DESCRIPTION OF THE TASK:
Any picture among the records should be left out, please; retype the rest exactly.

SUPPLIED DATA:
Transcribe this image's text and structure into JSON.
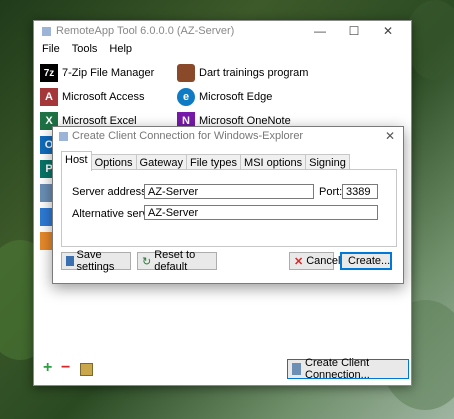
{
  "window": {
    "title": "RemoteApp Tool 6.0.0.0 (AZ-Server)",
    "minimize_glyph": "—",
    "maximize_glyph": "☐",
    "close_glyph": "✕"
  },
  "menu": [
    "File",
    "Tools",
    "Help"
  ],
  "apps": [
    {
      "label": "7-Zip File Manager",
      "icon": "7zip-icon",
      "glyph": "7z",
      "color": "#000000"
    },
    {
      "label": "Dart trainings program",
      "icon": "dart-icon",
      "glyph": "",
      "color": "#8a4a2a"
    },
    {
      "label": "Microsoft Access",
      "icon": "access-icon",
      "glyph": "A",
      "color": "#a4373a"
    },
    {
      "label": "Microsoft Edge",
      "icon": "edge-icon",
      "glyph": "e",
      "color": "#0f7bc4"
    },
    {
      "label": "Microsoft Excel",
      "icon": "excel-icon",
      "glyph": "X",
      "color": "#1e7145"
    },
    {
      "label": "Microsoft OneNote",
      "icon": "onenote-icon",
      "glyph": "N",
      "color": "#7719aa"
    }
  ],
  "partial_app_icons": [
    {
      "icon": "outlook-icon",
      "glyph": "O",
      "color": "#0f6cbd"
    },
    {
      "icon": "publisher-icon",
      "glyph": "P",
      "color": "#077568"
    },
    {
      "icon": "app-icon",
      "glyph": "",
      "color": "#6b8fb5"
    },
    {
      "icon": "app-icon",
      "glyph": "",
      "color": "#2e7bd6"
    },
    {
      "icon": "app-icon",
      "glyph": "",
      "color": "#e8892b"
    }
  ],
  "dialog": {
    "title": "Create Client Connection for Windows-Explorer",
    "close_glyph": "✕",
    "tabs": [
      "Host",
      "Options",
      "Gateway",
      "File types",
      "MSI options",
      "Signing"
    ],
    "active_tab": "Host",
    "server_address_label": "Server address:",
    "server_address_value": "AZ-Server",
    "port_label": "Port:",
    "port_value": "3389",
    "alt_server_label": "Alternative server:",
    "alt_server_value": "AZ-Server",
    "save_settings": "Save settings",
    "reset_default": "Reset to default",
    "cancel": "Cancel",
    "create": "Create..."
  },
  "bottom": {
    "add_glyph": "+",
    "remove_glyph": "−",
    "create_client_connection": "Create Client Connection..."
  }
}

SOLUTION FOR THIS EXERCISE:
Transcribe this image's text and structure into JSON.
{
  "window": {
    "title": "RemoteApp Tool 6.0.0.0 (AZ-Server)",
    "minimize_glyph": "—",
    "maximize_glyph": "☐",
    "close_glyph": "✕"
  },
  "menu": [
    "File",
    "Tools",
    "Help"
  ],
  "apps": [
    {
      "label": "7-Zip File Manager",
      "icon": "7zip-icon",
      "glyph": "7z",
      "color": "#000000"
    },
    {
      "label": "Dart trainings program",
      "icon": "dart-icon",
      "glyph": "",
      "color": "#8a4a2a"
    },
    {
      "label": "Microsoft Access",
      "icon": "access-icon",
      "glyph": "A",
      "color": "#a4373a"
    },
    {
      "label": "Microsoft Edge",
      "icon": "edge-icon",
      "glyph": "e",
      "color": "#0f7bc4"
    },
    {
      "label": "Microsoft Excel",
      "icon": "excel-icon",
      "glyph": "X",
      "color": "#1e7145"
    },
    {
      "label": "Microsoft OneNote",
      "icon": "onenote-icon",
      "glyph": "N",
      "color": "#7719aa"
    }
  ],
  "partial_app_icons": [
    {
      "icon": "outlook-icon",
      "glyph": "O",
      "color": "#0f6cbd"
    },
    {
      "icon": "publisher-icon",
      "glyph": "P",
      "color": "#077568"
    },
    {
      "icon": "app-icon",
      "glyph": "",
      "color": "#6b8fb5"
    },
    {
      "icon": "app-icon",
      "glyph": "",
      "color": "#2e7bd6"
    },
    {
      "icon": "app-icon",
      "glyph": "",
      "color": "#e8892b"
    }
  ],
  "dialog": {
    "title": "Create Client Connection for Windows-Explorer",
    "close_glyph": "✕",
    "tabs": [
      "Host",
      "Options",
      "Gateway",
      "File types",
      "MSI options",
      "Signing"
    ],
    "active_tab": "Host",
    "server_address_label": "Server address:",
    "server_address_value": "AZ-Server",
    "port_label": "Port:",
    "port_value": "3389",
    "alt_server_label": "Alternative server:",
    "alt_server_value": "AZ-Server",
    "save_settings": "Save settings",
    "reset_default": "Reset to default",
    "cancel": "Cancel",
    "create": "Create..."
  },
  "bottom": {
    "add_glyph": "+",
    "remove_glyph": "−",
    "create_client_connection": "Create Client Connection..."
  }
}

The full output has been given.